## HOW TO COMPLETE THIS TASK
What follows is a set of records; repeat them exactly, without the pictures.

## LISTED RECORDS
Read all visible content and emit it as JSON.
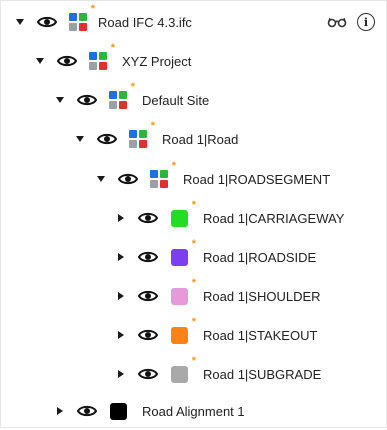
{
  "tree": {
    "root": {
      "label": "Road IFC 4.3.ifc",
      "expanded": true,
      "icon": "ifc-mosaic-icon",
      "modified": true
    },
    "project": {
      "label": "XYZ Project",
      "expanded": true,
      "icon": "ifc-mosaic-icon",
      "modified": true
    },
    "site": {
      "label": "Default Site",
      "expanded": true,
      "icon": "ifc-mosaic-icon",
      "modified": true
    },
    "road": {
      "label": "Road 1|Road",
      "expanded": true,
      "icon": "ifc-mosaic-icon",
      "modified": true
    },
    "segment": {
      "label": "Road 1|ROADSEGMENT",
      "expanded": true,
      "icon": "ifc-mosaic-icon",
      "modified": true
    },
    "layers": [
      {
        "label": "Road 1|CARRIAGEWAY",
        "color": "#22dd22",
        "modified": true
      },
      {
        "label": "Road 1|ROADSIDE",
        "color": "#7b3ff0",
        "modified": true
      },
      {
        "label": "Road 1|SHOULDER",
        "color": "#e79ad9",
        "modified": true
      },
      {
        "label": "Road 1|STAKEOUT",
        "color": "#ff8216",
        "modified": true
      },
      {
        "label": "Road 1|SUBGRADE",
        "color": "#a9a9a9",
        "modified": true
      }
    ],
    "alignment": {
      "label": "Road Alignment 1",
      "color": "#000000",
      "expanded": false
    }
  },
  "modified_marker": "*",
  "header_icons": {
    "glasses": "glasses-icon",
    "info": "info-icon",
    "info_glyph": "i"
  },
  "colors": {
    "star": "#f39a1e",
    "mosaic": [
      "#1e6fe0",
      "#2fb53a",
      "#9aa0a6",
      "#e03030"
    ]
  }
}
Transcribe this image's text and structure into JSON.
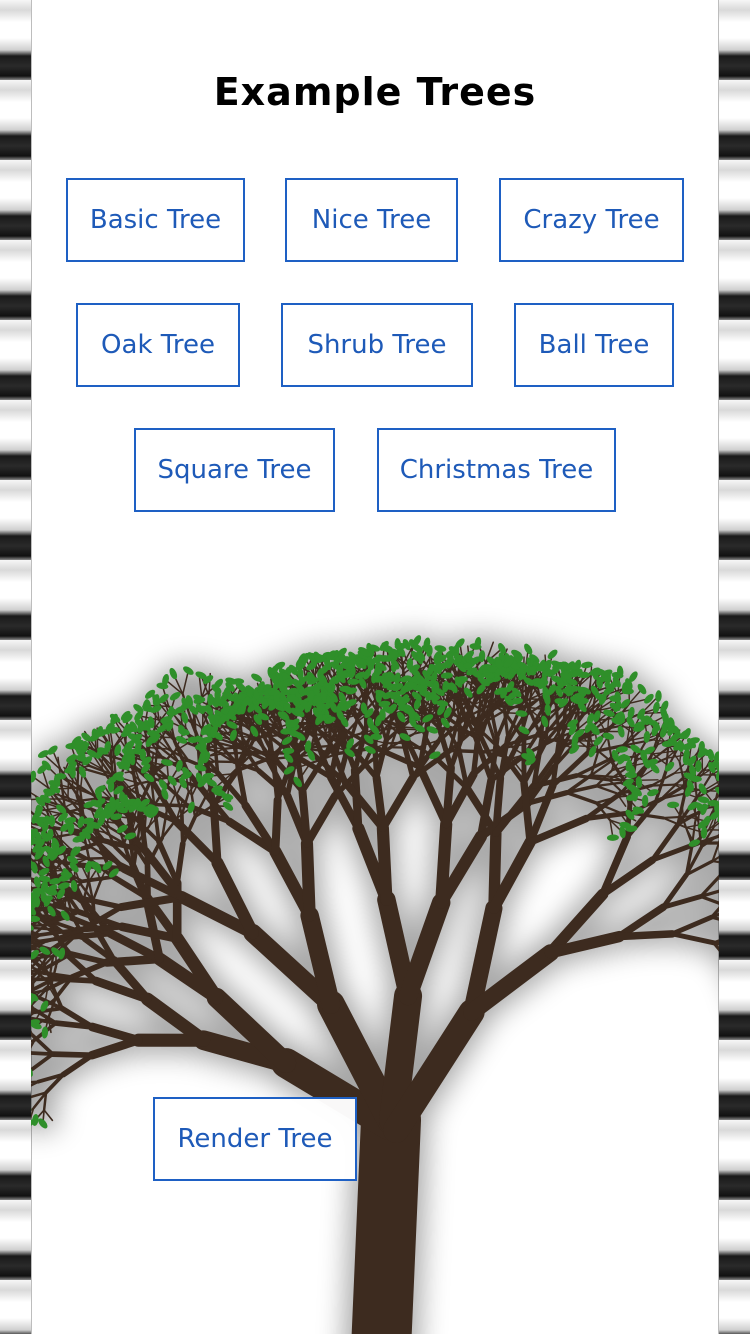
{
  "page": {
    "title": "Example Trees"
  },
  "buttons": {
    "basic": "Basic Tree",
    "nice": "Nice Tree",
    "crazy": "Crazy Tree",
    "oak": "Oak Tree",
    "shrub": "Shrub Tree",
    "ball": "Ball Tree",
    "square": "Square Tree",
    "christmas": "Christmas Tree",
    "render": "Render Tree"
  },
  "colors": {
    "button_border": "#1e60c4",
    "button_text": "#1e5ab8",
    "trunk": "#3d2b1f",
    "leaf": "#2f8f2a"
  }
}
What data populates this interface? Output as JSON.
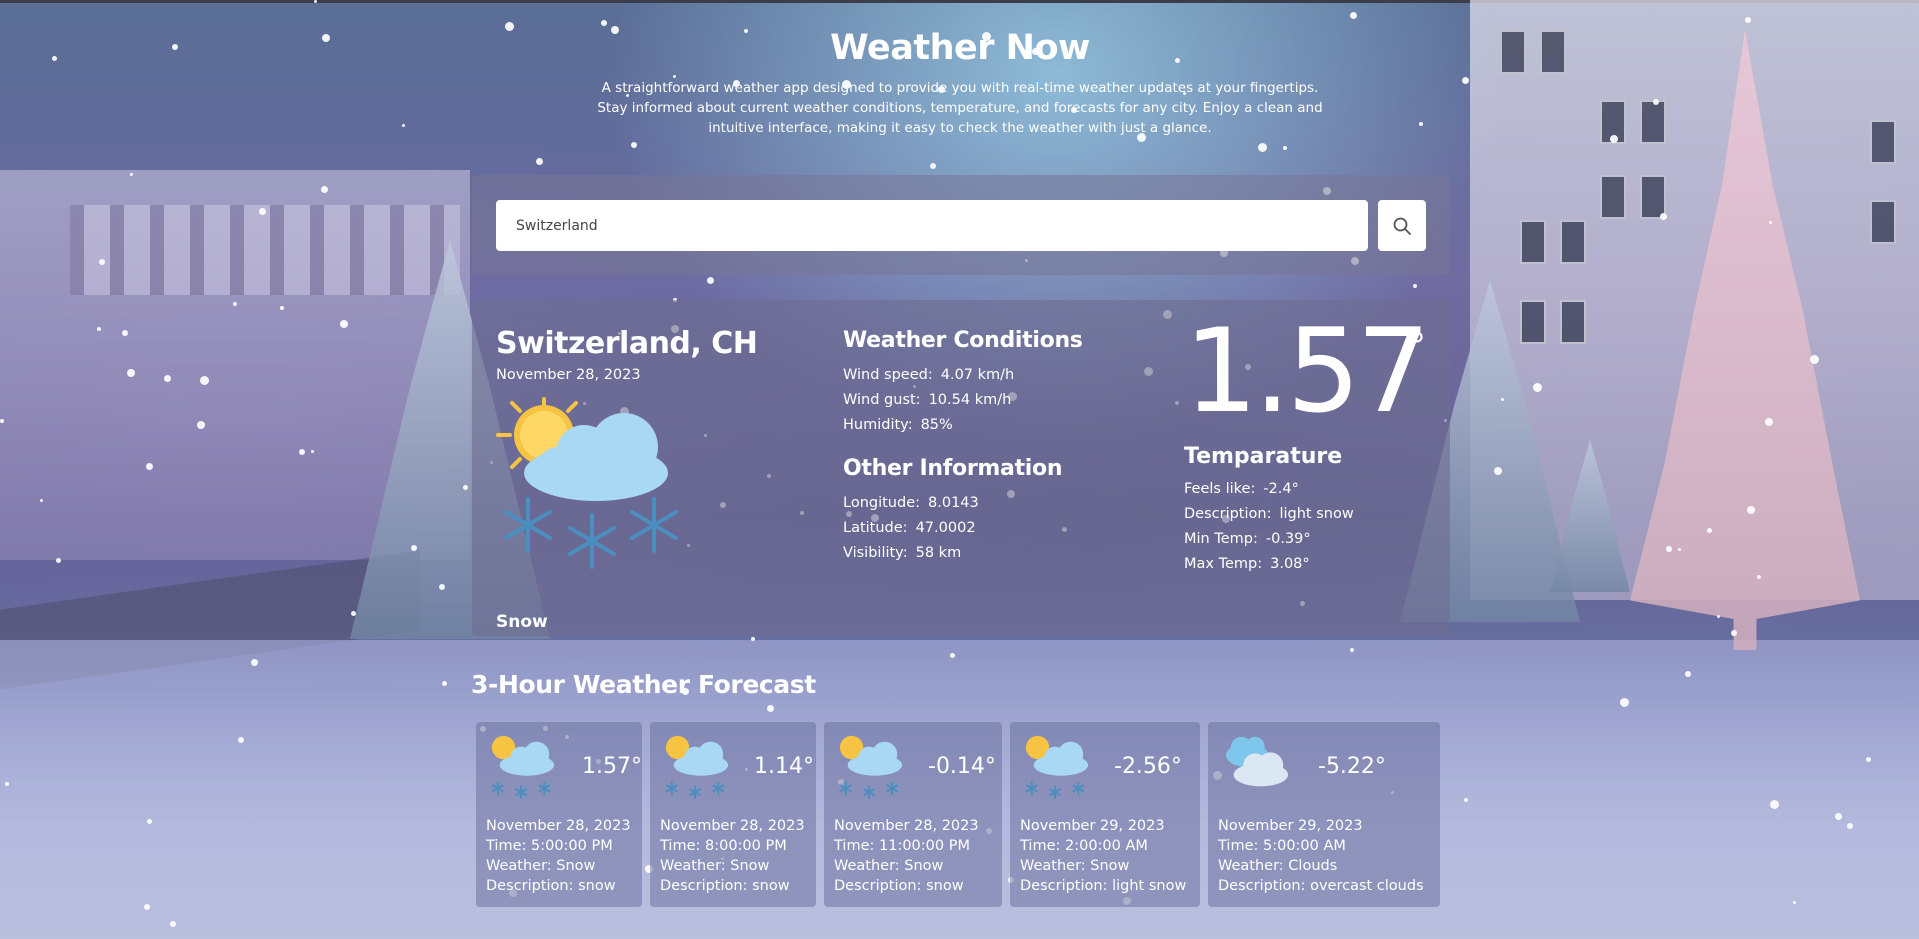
{
  "header": {
    "title": "Weather Now",
    "subtitle": "A straightforward weather app designed to provide you with real-time weather updates at your fingertips. Stay informed about current weather conditions, temperature, and forecasts for any city. Enjoy a clean and intuitive interface, making it easy to check the weather with just a glance."
  },
  "search": {
    "value": "Switzerland",
    "button_icon": "search-icon"
  },
  "current": {
    "location": "Switzerland, CH",
    "date": "November 28, 2023",
    "icon": "sun-cloud-snow-icon",
    "condition": "Snow",
    "weather_conditions": {
      "title": "Weather Conditions",
      "rows": [
        {
          "label": "Wind speed:",
          "value": "4.07 km/h"
        },
        {
          "label": "Wind gust:",
          "value": "10.54 km/h"
        },
        {
          "label": "Humidity:",
          "value": "85%"
        }
      ]
    },
    "other_information": {
      "title": "Other Information",
      "rows": [
        {
          "label": "Longitude:",
          "value": "8.0143"
        },
        {
          "label": "Latitude:",
          "value": "47.0002"
        },
        {
          "label": "Visibility:",
          "value": "58 km"
        }
      ]
    },
    "temperature": {
      "value": "1.57",
      "degree": "°",
      "title": "Temparature",
      "rows": [
        {
          "label": "Feels like:",
          "value": "-2.4°"
        },
        {
          "label": "Description:",
          "value": "light snow"
        },
        {
          "label": "Min Temp:",
          "value": "-0.39°"
        },
        {
          "label": "Max Temp:",
          "value": "3.08°"
        }
      ]
    }
  },
  "forecast": {
    "title": "3-Hour Weather Forecast",
    "items": [
      {
        "icon": "sun-cloud-snow-icon",
        "temp": "1.57°",
        "date": "November 28, 2023",
        "time": "Time: 5:00:00 PM",
        "weather": "Weather: Snow",
        "description": "Description: snow"
      },
      {
        "icon": "sun-cloud-snow-icon",
        "temp": "1.14°",
        "date": "November 28, 2023",
        "time": "Time: 8:00:00 PM",
        "weather": "Weather: Snow",
        "description": "Description: snow"
      },
      {
        "icon": "sun-cloud-snow-icon",
        "temp": "-0.14°",
        "date": "November 28, 2023",
        "time": "Time: 11:00:00 PM",
        "weather": "Weather: Snow",
        "description": "Description: snow"
      },
      {
        "icon": "sun-cloud-snow-icon",
        "temp": "-2.56°",
        "date": "November 29, 2023",
        "time": "Time: 2:00:00 AM",
        "weather": "Weather: Snow",
        "description": "Description: light snow"
      },
      {
        "icon": "clouds-icon",
        "temp": "-5.22°",
        "date": "November 29, 2023",
        "time": "Time: 5:00:00 AM",
        "weather": "Weather: Clouds",
        "description": "Description: overcast clouds"
      }
    ]
  },
  "colors": {
    "sun": "#f6c343",
    "cloud": "#a9d8f5",
    "snowflake": "#4a8fbf",
    "panel": "#6e6e91"
  }
}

## TASK RESULT
Read all visible content and emit it as JSON.
{
  "tree": {
    "root": {
      "label": "Road IFC 4.3.ifc",
      "expanded": true,
      "icon": "ifc-mosaic-icon",
      "modified": true
    },
    "project": {
      "label": "XYZ Project",
      "expanded": true,
      "icon": "ifc-mosaic-icon",
      "modified": true
    },
    "site": {
      "label": "Default Site",
      "expanded": true,
      "icon": "ifc-mosaic-icon",
      "modified": true
    },
    "road": {
      "label": "Road 1|Road",
      "expanded": true,
      "icon": "ifc-mosaic-icon",
      "modified": true
    },
    "segment": {
      "label": "Road 1|ROADSEGMENT",
      "expanded": true,
      "icon": "ifc-mosaic-icon",
      "modified": true
    },
    "layers": [
      {
        "label": "Road 1|CARRIAGEWAY",
        "color": "#22dd22",
        "modified": true
      },
      {
        "label": "Road 1|ROADSIDE",
        "color": "#7b3ff0",
        "modified": true
      },
      {
        "label": "Road 1|SHOULDER",
        "color": "#e79ad9",
        "modified": true
      },
      {
        "label": "Road 1|STAKEOUT",
        "color": "#ff8216",
        "modified": true
      },
      {
        "label": "Road 1|SUBGRADE",
        "color": "#a9a9a9",
        "modified": true
      }
    ],
    "alignment": {
      "label": "Road Alignment 1",
      "color": "#000000",
      "expanded": false
    }
  },
  "modified_marker": "*",
  "header_icons": {
    "glasses": "glasses-icon",
    "info": "info-icon",
    "info_glyph": "i"
  },
  "colors": {
    "star": "#f39a1e",
    "mosaic": [
      "#1e6fe0",
      "#2fb53a",
      "#9aa0a6",
      "#e03030"
    ]
  }
}
Transcribe this image's text and structure into JSON.
{
  "page": {
    "title": "Example Trees"
  },
  "buttons": {
    "basic": "Basic Tree",
    "nice": "Nice Tree",
    "crazy": "Crazy Tree",
    "oak": "Oak Tree",
    "shrub": "Shrub Tree",
    "ball": "Ball Tree",
    "square": "Square Tree",
    "christmas": "Christmas Tree",
    "render": "Render Tree"
  },
  "colors": {
    "button_border": "#1e60c4",
    "button_text": "#1e5ab8",
    "trunk": "#3d2b1f",
    "leaf": "#2f8f2a"
  }
}
What data populates this interface? Output as JSON.
{
  "header": {
    "title": "Weather Now",
    "subtitle": "A straightforward weather app designed to provide you with real-time weather updates at your fingertips. Stay informed about current weather conditions, temperature, and forecasts for any city. Enjoy a clean and intuitive interface, making it easy to check the weather with just a glance."
  },
  "search": {
    "value": "Switzerland",
    "button_icon": "search-icon"
  },
  "current": {
    "location": "Switzerland, CH",
    "date": "November 28, 2023",
    "icon": "sun-cloud-snow-icon",
    "condition": "Snow",
    "weather_conditions": {
      "title": "Weather Conditions",
      "rows": [
        {
          "label": "Wind speed:",
          "value": "4.07 km/h"
        },
        {
          "label": "Wind gust:",
          "value": "10.54 km/h"
        },
        {
          "label": "Humidity:",
          "value": "85%"
        }
      ]
    },
    "other_information": {
      "title": "Other Information",
      "rows": [
        {
          "label": "Longitude:",
          "value": "8.0143"
        },
        {
          "label": "Latitude:",
          "value": "47.0002"
        },
        {
          "label": "Visibility:",
          "value": "58 km"
        }
      ]
    },
    "temperature": {
      "value": "1.57",
      "degree": "°",
      "title": "Temparature",
      "rows": [
        {
          "label": "Feels like:",
          "value": "-2.4°"
        },
        {
          "label": "Description:",
          "value": "light snow"
        },
        {
          "label": "Min Temp:",
          "value": "-0.39°"
        },
        {
          "label": "Max Temp:",
          "value": "3.08°"
        }
      ]
    }
  },
  "forecast": {
    "title": "3-Hour Weather Forecast",
    "items": [
      {
        "icon": "sun-cloud-snow-icon",
        "temp": "1.57°",
        "date": "November 28, 2023",
        "time": "Time: 5:00:00 PM",
        "weather": "Weather: Snow",
        "description": "Description: snow"
      },
      {
        "icon": "sun-cloud-snow-icon",
        "temp": "1.14°",
        "date": "November 28, 2023",
        "time": "Time: 8:00:00 PM",
        "weather": "Weather: Snow",
        "description": "Description: snow"
      },
      {
        "icon": "sun-cloud-snow-icon",
        "temp": "-0.14°",
        "date": "November 28, 2023",
        "time": "Time: 11:00:00 PM",
        "weather": "Weather: Snow",
        "description": "Description: snow"
      },
      {
        "icon": "sun-cloud-snow-icon",
        "temp": "-2.56°",
        "date": "November 29, 2023",
        "time": "Time: 2:00:00 AM",
        "weather": "Weather: Snow",
        "description": "Description: light snow"
      },
      {
        "icon": "clouds-icon",
        "temp": "-5.22°",
        "date": "November 29, 2023",
        "time": "Time: 5:00:00 AM",
        "weather": "Weather: Clouds",
        "description": "Description: overcast clouds"
      }
    ]
  },
  "colors": {
    "sun": "#f6c343",
    "cloud": "#a9d8f5",
    "snowflake": "#4a8fbf",
    "panel": "#6e6e91"
  }
}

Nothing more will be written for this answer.